He said it was also a reminder that Germany has an enduring responsibility “to fight anti-Semitism with the utmost consistency” because of its Nazi past.
The IAF said the mission, which runs until August 28th, will give its pilots a chance to practise in unfamiliar surroundings and will include simulated dogfights, air-to-ground battles and missile threats.
Israeli pilots will also take part in aerial manoeuvres with Germany and other NATO members during the deployment.
Germany and Israel have stepped up their military cooperation in recent years, with the Luftwaffe taking part in joint exercises in the Israeli Negev desert in 2019.
But the landmark Israeli visit to Germany is heavy with history.
Gerhartz (r) welcomes Norkin at the Nörvenich Air Base. Photo: DPA
Tuesday's commemorations will start with a joint fly-past over the Fürstenfeldbruck airbase outside Munich where nine members of the 1972 Israeli Olympic team were killed in a shootout after being taken hostage by Palestinian militants.
The gunmen had earlier already shot dead an Israeli coach and athlete at the Olympic Village.
They were murdered “by a common enemy of Israel and Germany: terror”, an Israeli air force officer who asked to be identified only as “Major T” told AFP.
The German and Israeli jets will then continue on to nearby Dachau where they will fly low over the Nazi death camp that was built in 1933 and served as a model for other concentration camps.
More than 40,000 Jews were killed at Dachau during World War II.
It will be “a very moving event for everyone”, said Major T, whose own grandfather was a Holocaust survivor.
The flyover will be followed by a wreath-laying ceremony at Dachau to be attended by IAF commander Amikam Norkin and his German counterpart Gerhartz, as well as German Defence Minister Annegret Kramp-Karrenbauer and the Israeli ambassador to Germany, Jeremy Issacharoff.

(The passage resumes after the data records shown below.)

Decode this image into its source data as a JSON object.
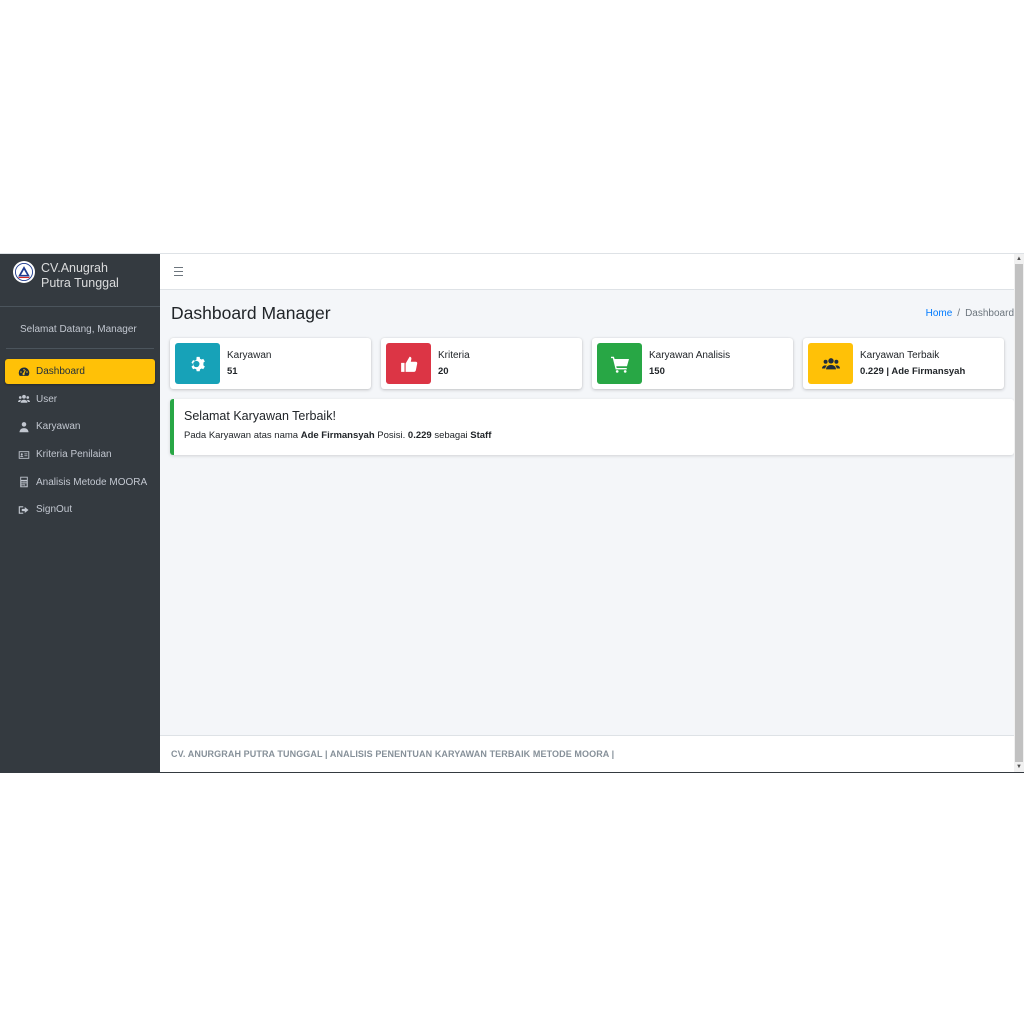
{
  "brand": {
    "line1": "CV.Anugrah",
    "line2": "Putra Tunggal",
    "logo_icon": "triangle-logo-icon"
  },
  "user_panel": {
    "greeting": "Selamat Datang, Manager"
  },
  "sidebar": {
    "items": [
      {
        "label": "Dashboard",
        "icon": "tachometer-icon",
        "active": true
      },
      {
        "label": "User",
        "icon": "users-icon",
        "active": false
      },
      {
        "label": "Karyawan",
        "icon": "user-tie-icon",
        "active": false
      },
      {
        "label": "Kriteria Penilaian",
        "icon": "id-card-icon",
        "active": false
      },
      {
        "label": "Analisis Metode MOORA",
        "icon": "calculator-icon",
        "active": false
      },
      {
        "label": "SignOut",
        "icon": "sign-out-icon",
        "active": false
      }
    ]
  },
  "header": {
    "title": "Dashboard Manager"
  },
  "breadcrumb": {
    "home": "Home",
    "separator": "/",
    "current": "Dashboard"
  },
  "info_boxes": [
    {
      "label": "Karyawan",
      "value": "51",
      "icon": "cog-icon",
      "color": "#17a2b8"
    },
    {
      "label": "Kriteria",
      "value": "20",
      "icon": "thumbs-up-icon",
      "color": "#dc3545"
    },
    {
      "label": "Karyawan Analisis",
      "value": "150",
      "icon": "shopping-cart-icon",
      "color": "#28a745"
    },
    {
      "label": "Karyawan Terbaik",
      "value": "0.229 | Ade Firmansyah",
      "icon": "users-icon",
      "color": "#ffc107"
    }
  ],
  "callout": {
    "title": "Selamat Karyawan Terbaik!",
    "text1": "Pada Karyawan atas nama ",
    "name": "Ade Firmansyah",
    "text2": " Posisi. ",
    "score": "0.229",
    "text3": " sebagai ",
    "position": "Staff",
    "accent_color": "#28a745"
  },
  "footer": {
    "text": "CV. ANURGRAH PUTRA TUNGGAL | ANALISIS PENENTUAN KARYAWAN TERBAIK METODE MOORA |"
  },
  "colors": {
    "sidebar_bg": "#343a40",
    "active_item": "#ffc107",
    "content_bg": "#f4f6f9",
    "link": "#007bff"
  }
}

An Israeli officer, the grandson of a Dachau survivor, will give a speech.
The homage comes as Germany grapples with an upsurge in anti-Semitic and far-right violence, 75 years after the defeat of the Nazi regime.
In the eastern city of Halle last year, a neo-Nazi shot dead two people after trying but failing to storm a synagogue.
The attack prompted Chancellor Angela Merkel to say Germany needed “to do
more” to protect Jewish people.
In June, Kramp-Karrenbauer ordered the partial dissolution of Germany's elite KSK commando force after revelations that some of its members harboured neo-Nazi sympathies.